TASK PROMPT: Starting from the first line below, count the lines carrying the string "magnifier" and answer with the count by itself.

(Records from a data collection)
•••••

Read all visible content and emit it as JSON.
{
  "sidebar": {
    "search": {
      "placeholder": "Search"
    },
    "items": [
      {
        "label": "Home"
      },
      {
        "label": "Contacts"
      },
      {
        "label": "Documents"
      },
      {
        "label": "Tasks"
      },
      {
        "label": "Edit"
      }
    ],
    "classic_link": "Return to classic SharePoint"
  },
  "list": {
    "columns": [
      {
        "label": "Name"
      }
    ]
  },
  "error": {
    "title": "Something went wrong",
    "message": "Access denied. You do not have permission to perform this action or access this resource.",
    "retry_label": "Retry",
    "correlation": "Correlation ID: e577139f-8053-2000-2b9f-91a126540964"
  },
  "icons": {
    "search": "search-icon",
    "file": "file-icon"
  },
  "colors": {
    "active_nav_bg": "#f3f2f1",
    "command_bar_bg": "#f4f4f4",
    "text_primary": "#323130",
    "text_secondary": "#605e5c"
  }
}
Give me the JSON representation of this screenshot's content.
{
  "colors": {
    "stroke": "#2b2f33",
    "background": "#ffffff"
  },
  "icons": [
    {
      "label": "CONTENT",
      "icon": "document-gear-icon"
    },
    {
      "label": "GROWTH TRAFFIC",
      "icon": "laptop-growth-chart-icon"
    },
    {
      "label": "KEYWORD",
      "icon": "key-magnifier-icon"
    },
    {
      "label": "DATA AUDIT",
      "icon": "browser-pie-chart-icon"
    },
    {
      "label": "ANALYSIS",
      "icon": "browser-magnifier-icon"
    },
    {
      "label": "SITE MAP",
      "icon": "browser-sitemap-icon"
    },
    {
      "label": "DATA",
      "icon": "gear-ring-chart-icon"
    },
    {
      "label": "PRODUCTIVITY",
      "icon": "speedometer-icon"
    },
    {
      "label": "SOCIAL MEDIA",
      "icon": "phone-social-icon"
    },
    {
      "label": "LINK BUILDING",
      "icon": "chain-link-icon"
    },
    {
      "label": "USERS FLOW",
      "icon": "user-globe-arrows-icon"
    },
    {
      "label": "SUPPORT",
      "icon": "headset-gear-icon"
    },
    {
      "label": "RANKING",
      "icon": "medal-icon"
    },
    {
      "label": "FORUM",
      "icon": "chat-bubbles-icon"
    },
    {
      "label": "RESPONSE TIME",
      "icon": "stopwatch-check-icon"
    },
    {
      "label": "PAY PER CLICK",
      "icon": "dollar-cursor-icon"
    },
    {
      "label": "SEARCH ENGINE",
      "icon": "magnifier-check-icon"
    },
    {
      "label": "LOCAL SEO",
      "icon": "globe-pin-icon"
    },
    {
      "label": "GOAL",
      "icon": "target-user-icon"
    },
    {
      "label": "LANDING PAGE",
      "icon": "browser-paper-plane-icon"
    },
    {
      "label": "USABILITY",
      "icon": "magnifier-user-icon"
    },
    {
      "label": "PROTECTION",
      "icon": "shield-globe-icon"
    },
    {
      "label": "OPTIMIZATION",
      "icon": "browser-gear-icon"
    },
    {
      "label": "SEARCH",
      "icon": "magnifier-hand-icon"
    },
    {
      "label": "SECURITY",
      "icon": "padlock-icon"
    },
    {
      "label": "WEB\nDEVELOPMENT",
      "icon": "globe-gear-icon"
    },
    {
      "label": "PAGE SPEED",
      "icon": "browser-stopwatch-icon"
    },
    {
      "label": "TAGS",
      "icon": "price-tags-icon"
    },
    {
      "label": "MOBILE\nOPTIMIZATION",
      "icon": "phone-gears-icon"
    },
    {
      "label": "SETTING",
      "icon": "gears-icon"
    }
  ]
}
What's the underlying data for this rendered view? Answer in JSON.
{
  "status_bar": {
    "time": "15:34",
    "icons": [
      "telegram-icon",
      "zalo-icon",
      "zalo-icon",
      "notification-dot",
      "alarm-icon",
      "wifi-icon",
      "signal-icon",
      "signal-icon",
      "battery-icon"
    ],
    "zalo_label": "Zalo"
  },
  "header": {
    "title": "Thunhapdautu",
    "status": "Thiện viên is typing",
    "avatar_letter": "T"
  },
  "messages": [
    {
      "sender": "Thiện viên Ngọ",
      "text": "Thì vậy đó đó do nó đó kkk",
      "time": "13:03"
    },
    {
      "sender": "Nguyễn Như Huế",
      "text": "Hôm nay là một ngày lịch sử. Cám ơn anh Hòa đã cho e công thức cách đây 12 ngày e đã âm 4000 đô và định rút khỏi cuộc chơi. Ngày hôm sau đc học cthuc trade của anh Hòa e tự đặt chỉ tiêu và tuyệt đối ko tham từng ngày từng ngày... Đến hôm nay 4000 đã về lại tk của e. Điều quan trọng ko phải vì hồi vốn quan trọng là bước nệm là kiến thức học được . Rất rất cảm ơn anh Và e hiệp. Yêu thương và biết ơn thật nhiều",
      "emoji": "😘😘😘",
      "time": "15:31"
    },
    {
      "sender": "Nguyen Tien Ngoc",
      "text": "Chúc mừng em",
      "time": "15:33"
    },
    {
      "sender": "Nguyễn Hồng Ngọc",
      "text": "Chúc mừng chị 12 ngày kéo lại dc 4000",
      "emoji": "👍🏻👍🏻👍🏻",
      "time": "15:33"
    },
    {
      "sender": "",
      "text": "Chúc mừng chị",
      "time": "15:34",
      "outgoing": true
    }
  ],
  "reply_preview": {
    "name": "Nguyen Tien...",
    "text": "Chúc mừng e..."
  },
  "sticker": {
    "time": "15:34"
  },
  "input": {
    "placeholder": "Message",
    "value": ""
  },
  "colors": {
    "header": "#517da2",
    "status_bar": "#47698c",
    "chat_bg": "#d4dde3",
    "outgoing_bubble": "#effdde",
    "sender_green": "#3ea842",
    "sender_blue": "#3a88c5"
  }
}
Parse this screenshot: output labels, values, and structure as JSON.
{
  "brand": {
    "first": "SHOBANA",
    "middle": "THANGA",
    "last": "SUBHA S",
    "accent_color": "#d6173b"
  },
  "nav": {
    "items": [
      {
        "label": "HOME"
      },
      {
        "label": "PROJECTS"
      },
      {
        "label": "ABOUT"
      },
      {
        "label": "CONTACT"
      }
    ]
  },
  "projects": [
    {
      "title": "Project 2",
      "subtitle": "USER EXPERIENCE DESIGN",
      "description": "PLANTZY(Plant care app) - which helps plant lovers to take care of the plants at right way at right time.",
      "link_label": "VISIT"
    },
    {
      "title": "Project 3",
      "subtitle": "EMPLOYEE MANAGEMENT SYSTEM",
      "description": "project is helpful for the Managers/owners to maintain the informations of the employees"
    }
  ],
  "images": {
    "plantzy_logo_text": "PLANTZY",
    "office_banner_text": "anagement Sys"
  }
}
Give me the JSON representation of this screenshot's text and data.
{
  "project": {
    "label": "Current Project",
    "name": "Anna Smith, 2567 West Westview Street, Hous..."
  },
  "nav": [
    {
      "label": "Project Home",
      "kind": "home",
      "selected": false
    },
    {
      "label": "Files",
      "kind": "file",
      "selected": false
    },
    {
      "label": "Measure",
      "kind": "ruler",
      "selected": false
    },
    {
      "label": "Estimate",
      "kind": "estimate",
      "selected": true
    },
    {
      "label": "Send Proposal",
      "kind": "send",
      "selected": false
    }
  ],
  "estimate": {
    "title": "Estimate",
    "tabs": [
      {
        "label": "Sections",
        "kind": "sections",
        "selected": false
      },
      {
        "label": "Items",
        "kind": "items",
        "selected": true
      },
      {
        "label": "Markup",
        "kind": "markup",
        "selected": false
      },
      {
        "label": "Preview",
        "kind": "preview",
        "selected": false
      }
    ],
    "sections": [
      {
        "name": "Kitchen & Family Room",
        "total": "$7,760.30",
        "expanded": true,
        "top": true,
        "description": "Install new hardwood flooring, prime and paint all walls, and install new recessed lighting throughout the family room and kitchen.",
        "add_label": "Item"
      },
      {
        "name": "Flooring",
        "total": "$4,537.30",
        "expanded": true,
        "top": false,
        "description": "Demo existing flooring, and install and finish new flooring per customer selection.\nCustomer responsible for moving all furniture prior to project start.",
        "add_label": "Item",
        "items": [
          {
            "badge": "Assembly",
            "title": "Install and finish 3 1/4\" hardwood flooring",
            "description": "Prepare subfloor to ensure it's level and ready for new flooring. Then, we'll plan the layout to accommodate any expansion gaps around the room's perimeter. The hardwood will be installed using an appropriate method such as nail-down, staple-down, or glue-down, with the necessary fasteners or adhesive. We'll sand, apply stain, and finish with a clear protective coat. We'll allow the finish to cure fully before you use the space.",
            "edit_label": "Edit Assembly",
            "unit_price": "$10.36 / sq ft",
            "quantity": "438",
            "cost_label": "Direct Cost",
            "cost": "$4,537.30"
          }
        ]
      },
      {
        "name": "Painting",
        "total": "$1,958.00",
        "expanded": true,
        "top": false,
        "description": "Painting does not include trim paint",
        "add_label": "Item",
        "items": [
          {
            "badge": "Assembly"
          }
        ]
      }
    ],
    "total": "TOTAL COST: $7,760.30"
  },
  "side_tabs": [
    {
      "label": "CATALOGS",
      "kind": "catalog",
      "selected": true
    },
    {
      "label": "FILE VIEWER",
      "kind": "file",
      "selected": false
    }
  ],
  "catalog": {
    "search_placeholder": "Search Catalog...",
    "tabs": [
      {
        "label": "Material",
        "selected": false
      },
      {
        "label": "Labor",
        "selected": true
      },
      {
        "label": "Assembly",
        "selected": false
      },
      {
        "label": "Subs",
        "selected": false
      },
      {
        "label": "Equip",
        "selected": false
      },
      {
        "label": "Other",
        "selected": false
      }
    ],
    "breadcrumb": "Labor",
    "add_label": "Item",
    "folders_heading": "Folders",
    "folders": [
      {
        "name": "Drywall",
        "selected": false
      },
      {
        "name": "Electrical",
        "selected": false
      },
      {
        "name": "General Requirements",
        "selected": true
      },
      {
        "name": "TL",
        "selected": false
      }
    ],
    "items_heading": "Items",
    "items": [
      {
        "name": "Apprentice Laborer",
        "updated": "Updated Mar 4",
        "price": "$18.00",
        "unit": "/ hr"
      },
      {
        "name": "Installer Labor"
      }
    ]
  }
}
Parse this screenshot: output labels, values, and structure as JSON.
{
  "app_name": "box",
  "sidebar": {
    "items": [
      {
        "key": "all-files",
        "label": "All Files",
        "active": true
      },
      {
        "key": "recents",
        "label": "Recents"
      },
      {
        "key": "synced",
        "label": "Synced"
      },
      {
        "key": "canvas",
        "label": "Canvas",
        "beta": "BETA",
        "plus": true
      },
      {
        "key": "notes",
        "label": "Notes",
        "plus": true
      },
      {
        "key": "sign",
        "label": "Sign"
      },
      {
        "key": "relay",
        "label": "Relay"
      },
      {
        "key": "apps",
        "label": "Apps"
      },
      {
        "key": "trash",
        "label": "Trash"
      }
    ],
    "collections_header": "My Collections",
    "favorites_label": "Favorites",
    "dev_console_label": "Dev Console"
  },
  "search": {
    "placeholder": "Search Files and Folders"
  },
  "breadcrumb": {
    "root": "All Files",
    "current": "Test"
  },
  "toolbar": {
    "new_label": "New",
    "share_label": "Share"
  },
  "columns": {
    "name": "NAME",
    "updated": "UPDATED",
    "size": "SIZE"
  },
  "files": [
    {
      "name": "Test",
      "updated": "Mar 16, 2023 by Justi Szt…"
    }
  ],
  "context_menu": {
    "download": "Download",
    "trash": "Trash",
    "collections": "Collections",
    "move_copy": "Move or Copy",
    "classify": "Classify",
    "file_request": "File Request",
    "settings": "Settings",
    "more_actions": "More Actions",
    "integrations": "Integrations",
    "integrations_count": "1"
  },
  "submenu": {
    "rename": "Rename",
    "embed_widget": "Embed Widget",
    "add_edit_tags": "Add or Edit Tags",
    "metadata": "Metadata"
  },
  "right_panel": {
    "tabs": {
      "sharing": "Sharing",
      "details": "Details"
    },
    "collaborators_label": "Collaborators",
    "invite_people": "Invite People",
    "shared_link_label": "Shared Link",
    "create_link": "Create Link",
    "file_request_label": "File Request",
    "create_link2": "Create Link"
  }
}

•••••

EXERCISE ANSWER: 5